Exercise instructions: Across the entries below, how many lines include the word "will"? Reply with only the number.

Data for the task:
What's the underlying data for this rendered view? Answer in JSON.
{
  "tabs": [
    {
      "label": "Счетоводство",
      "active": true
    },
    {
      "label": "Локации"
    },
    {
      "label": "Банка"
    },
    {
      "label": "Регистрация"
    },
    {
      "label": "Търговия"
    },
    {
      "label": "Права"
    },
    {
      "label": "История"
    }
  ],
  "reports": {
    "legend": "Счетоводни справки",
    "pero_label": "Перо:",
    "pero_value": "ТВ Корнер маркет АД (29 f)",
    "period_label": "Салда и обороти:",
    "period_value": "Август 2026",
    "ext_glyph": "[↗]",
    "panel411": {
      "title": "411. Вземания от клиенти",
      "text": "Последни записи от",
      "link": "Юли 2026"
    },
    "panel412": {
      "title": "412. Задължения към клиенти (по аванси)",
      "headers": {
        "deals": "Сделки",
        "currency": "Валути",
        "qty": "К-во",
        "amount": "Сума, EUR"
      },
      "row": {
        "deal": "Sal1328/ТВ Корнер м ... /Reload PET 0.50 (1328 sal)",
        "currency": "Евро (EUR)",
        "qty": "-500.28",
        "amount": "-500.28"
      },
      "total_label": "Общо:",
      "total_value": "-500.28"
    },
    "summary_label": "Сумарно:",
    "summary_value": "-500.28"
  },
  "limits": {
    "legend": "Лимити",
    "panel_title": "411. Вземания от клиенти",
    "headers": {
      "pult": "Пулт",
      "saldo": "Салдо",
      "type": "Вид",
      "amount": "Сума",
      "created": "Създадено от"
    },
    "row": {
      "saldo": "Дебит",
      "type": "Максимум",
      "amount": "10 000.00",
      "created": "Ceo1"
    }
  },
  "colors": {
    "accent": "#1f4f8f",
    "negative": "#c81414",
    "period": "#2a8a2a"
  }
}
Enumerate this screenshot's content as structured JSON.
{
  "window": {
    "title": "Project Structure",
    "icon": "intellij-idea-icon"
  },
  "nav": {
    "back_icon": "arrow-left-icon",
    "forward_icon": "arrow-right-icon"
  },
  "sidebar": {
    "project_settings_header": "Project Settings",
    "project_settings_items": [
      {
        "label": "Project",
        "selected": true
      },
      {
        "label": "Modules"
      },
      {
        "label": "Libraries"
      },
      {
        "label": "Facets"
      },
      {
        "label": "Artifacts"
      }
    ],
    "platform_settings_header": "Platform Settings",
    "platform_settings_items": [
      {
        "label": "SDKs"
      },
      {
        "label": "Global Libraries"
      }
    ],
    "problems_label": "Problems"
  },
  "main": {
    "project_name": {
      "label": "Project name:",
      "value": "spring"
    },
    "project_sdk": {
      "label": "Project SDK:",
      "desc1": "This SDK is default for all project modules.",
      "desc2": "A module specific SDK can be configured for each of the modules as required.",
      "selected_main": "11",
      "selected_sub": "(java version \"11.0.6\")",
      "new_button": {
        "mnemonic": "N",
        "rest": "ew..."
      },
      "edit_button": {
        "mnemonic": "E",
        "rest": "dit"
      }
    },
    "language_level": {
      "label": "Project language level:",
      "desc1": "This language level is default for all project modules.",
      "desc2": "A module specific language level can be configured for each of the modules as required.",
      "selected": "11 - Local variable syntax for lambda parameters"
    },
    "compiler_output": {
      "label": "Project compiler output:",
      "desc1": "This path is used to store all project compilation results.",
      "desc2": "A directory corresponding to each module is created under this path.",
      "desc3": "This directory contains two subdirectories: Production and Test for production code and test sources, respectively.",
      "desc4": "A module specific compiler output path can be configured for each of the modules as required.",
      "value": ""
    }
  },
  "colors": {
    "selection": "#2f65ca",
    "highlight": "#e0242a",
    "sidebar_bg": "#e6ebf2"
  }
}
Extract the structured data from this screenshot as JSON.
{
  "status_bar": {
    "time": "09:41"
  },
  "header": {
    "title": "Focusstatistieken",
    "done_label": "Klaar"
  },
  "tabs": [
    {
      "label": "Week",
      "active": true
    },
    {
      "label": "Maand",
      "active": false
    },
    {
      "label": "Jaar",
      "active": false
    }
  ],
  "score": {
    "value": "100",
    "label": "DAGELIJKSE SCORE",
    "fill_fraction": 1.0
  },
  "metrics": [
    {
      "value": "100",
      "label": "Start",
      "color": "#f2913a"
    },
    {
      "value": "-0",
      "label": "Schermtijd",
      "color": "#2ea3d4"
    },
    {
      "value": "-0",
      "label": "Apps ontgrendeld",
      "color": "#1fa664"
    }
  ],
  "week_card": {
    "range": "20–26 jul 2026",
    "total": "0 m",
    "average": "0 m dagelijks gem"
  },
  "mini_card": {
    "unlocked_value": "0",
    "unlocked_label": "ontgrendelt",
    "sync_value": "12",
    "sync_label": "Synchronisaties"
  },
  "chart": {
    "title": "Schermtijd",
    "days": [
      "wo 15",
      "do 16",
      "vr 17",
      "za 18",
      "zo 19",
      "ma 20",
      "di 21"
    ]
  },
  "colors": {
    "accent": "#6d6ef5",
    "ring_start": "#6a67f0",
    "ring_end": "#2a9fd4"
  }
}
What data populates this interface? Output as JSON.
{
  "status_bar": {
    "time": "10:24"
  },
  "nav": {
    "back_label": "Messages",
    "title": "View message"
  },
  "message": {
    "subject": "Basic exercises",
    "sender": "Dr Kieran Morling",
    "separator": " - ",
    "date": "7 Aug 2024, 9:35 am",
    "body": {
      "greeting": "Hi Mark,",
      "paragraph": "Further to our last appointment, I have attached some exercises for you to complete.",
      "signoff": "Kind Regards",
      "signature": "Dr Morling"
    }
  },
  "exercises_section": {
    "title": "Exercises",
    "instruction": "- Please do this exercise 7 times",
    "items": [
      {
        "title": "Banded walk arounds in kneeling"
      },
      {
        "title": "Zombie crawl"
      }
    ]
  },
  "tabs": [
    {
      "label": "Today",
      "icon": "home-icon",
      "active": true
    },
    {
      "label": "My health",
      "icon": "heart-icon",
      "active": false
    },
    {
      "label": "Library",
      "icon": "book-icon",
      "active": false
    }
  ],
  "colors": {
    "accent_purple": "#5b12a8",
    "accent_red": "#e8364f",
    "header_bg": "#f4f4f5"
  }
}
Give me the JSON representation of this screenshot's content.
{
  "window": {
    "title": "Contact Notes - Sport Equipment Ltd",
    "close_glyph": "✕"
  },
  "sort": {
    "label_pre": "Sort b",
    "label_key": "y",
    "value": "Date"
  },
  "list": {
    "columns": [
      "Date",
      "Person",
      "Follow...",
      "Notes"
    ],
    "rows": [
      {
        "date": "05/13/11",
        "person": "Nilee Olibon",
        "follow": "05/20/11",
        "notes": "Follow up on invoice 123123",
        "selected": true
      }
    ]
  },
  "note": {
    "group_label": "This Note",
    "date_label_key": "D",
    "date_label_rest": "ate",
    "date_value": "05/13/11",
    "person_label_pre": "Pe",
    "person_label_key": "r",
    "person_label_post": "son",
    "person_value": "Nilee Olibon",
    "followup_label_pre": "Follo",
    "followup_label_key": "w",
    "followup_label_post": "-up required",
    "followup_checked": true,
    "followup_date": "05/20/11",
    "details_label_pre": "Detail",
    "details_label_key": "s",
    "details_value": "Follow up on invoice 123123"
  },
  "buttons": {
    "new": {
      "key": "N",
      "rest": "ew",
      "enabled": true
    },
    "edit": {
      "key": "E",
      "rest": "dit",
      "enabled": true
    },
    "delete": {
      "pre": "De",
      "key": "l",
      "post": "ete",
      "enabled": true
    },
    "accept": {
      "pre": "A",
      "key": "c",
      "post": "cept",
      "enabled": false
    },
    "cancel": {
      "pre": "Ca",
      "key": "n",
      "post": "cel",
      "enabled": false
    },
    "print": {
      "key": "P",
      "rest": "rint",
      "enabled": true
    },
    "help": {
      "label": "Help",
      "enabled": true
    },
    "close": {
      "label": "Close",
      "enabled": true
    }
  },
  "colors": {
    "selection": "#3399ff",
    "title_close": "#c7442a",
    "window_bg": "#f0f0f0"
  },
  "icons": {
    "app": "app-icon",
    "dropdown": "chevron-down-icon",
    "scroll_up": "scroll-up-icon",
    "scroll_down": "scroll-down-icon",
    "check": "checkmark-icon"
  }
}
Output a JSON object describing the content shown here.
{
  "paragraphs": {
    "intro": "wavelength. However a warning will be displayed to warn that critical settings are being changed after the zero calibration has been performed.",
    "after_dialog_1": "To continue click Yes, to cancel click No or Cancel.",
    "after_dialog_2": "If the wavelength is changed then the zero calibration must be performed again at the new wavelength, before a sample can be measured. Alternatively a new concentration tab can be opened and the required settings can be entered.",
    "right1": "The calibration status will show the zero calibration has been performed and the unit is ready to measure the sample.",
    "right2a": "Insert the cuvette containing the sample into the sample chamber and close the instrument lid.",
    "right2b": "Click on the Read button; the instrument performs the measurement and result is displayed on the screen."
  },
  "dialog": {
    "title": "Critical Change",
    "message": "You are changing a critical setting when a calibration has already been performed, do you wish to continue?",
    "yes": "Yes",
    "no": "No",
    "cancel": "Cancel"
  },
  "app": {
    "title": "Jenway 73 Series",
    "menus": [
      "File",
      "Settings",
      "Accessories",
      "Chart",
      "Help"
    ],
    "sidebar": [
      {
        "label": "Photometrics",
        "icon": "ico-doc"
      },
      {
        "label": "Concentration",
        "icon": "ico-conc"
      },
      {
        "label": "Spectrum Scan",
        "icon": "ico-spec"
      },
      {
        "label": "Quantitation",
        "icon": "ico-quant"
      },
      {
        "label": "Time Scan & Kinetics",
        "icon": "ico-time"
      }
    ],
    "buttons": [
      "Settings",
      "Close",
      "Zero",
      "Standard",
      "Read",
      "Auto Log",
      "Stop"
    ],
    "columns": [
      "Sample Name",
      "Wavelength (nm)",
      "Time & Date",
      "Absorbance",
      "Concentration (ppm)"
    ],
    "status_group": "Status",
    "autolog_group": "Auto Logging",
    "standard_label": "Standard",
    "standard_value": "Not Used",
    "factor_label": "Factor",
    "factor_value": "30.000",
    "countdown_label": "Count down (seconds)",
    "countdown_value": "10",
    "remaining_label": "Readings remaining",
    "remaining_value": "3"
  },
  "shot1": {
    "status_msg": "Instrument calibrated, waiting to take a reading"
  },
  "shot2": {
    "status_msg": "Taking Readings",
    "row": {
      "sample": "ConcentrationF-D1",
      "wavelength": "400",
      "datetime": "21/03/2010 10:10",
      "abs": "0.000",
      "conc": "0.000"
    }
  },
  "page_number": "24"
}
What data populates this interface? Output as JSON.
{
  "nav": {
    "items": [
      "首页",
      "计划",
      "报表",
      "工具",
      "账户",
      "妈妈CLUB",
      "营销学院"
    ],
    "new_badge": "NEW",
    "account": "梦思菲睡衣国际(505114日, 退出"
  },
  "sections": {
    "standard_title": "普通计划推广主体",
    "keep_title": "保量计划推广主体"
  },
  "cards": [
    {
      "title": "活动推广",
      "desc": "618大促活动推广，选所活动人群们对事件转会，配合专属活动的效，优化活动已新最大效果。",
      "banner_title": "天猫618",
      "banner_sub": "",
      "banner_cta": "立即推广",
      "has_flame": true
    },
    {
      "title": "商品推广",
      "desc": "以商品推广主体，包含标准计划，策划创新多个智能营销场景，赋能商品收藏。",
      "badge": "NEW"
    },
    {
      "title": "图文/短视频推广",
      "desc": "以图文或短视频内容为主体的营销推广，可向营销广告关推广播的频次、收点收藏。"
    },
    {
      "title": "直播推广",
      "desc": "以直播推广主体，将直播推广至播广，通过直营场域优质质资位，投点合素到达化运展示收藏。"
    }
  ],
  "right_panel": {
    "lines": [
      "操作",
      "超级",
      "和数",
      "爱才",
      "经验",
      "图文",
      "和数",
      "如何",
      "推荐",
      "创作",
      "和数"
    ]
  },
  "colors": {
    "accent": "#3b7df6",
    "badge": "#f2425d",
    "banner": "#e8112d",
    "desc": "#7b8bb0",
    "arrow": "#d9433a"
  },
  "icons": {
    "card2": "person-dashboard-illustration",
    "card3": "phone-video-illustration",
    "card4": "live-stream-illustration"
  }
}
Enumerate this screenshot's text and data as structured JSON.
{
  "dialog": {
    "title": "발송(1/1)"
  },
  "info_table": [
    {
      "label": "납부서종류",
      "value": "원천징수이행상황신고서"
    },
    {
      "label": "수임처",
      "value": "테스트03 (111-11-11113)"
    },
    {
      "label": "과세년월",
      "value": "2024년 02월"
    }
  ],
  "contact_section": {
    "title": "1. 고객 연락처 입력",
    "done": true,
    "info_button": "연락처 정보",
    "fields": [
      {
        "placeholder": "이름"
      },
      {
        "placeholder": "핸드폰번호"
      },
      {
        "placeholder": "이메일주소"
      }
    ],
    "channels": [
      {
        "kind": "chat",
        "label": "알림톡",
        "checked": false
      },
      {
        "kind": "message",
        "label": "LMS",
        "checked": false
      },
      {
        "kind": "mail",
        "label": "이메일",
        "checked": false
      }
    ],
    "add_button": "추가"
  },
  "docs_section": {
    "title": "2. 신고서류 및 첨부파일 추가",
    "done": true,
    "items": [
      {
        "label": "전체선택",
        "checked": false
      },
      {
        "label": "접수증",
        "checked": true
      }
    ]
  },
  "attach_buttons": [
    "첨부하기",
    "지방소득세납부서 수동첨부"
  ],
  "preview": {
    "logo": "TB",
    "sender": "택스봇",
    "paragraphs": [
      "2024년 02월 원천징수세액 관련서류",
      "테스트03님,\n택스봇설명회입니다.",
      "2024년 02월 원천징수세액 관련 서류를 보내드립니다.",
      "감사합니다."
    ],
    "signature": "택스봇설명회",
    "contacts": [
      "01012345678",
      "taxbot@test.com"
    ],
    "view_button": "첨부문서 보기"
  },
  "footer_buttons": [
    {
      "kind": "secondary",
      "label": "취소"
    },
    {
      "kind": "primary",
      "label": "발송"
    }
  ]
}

Output of the exercise: 2